A strike can freeze up to 30 percent of freight shipments as workers express frustration over quality of life issues.
Members of the largest railroad union in the United States have voted against a potential contract deal, raising the possibility of a strike.
In a vote on Monday, train and engine service workers from the transportation division of the International Association of Sheet Metal, Air, Rail and Transportation Workers (SMART-TD) rejected a tentative agreement reached in September.
“The ball is now in the railways’ court.
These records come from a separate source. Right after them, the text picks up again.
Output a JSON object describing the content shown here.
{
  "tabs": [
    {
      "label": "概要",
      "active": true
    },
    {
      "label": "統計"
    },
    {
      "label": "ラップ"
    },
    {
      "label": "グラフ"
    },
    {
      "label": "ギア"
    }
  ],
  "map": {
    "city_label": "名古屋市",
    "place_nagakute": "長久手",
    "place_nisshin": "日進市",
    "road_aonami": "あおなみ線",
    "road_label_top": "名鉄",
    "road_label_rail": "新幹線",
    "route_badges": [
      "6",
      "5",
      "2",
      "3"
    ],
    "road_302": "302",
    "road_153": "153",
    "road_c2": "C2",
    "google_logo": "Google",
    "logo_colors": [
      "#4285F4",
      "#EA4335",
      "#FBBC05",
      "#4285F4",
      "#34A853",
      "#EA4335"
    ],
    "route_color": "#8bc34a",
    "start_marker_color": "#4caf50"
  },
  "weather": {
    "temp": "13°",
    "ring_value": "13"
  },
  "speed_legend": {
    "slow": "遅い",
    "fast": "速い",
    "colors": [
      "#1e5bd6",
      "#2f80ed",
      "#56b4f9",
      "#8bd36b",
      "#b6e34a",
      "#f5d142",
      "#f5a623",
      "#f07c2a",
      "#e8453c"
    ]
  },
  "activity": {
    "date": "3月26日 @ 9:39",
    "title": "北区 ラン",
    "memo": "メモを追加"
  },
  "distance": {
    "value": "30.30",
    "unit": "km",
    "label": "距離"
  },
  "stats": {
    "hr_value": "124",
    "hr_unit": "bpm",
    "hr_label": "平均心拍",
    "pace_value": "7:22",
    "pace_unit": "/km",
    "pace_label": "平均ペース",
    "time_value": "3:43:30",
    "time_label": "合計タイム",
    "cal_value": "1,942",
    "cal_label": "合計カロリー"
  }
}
Let’s see what they do. They can settle this at the negotiating table,” SMART-TD President Jeremy Ferguson said in a pronunciation.
Union voters cited unmet quality-of-life issues, including demanding schedules, as among the reasons for rejecting the deal.
Railroad companies, meanwhile, have refused to budge on issues such as paid sick leave and have not indicated a willingness to resume negotiations, raising the possibility of intervention by the US Congress to prevent a massive strike that would cripple the country’s supply chain. can disrupt.
The mood comes amid an uptick labor organization in the US, as workers push for higher pay and better working conditions.
While SMART-TD members rejected the contract Monday, another major railroad union, the Brotherhood of Locomotive Engineers and Trainmen (BLET), voted in favor. Both unions, along with 10 smaller ones, must approve new contracts to avoid a strike.
Seven of the twelve unions previously approved the deal. Three voted against, but agreed to extend the strike deadline to early December.
The deal stems from an emergency council convened earlier this year by US President Joe Biden to avoid costly cargo disruptions. A rail closure could freeze up to 30 percent of US freight shipments by weight, impacting industries such as agriculture, manufacturing and retail.
Biden’s Presidential Emergency Board released a 124-page report in August that laid the groundwork for the five-year contract deal. The proposal includes a 24 percent cumulative raise for employees and a $5,000 bonus over five years. Railway companies call the agreement the “most generous wage package in almost 50 years”.
The United States Congress has the power to impose contract terms if an agreement is not reached in time to prevent a strike. Business groups have urged Biden, who helped broker the preliminary contract in September, to be ready to intervene.
White House press secretary Karine Jean-Pierre called a shutdown last month “completely unacceptable” and said it was the “responsibility of the parties involved to resolve this issue.”
The group that negotiates on behalf of railway companies stated on Monday that unions should not expect more than outlined by the emergency council.
If Congress intervened, it is not clear which group would benefit from that intervention. Republican lawmakers could push unions to accept the terms of the Presidential Emergency Board, while Democratic lawmakers could push for additional concessions from the railroads.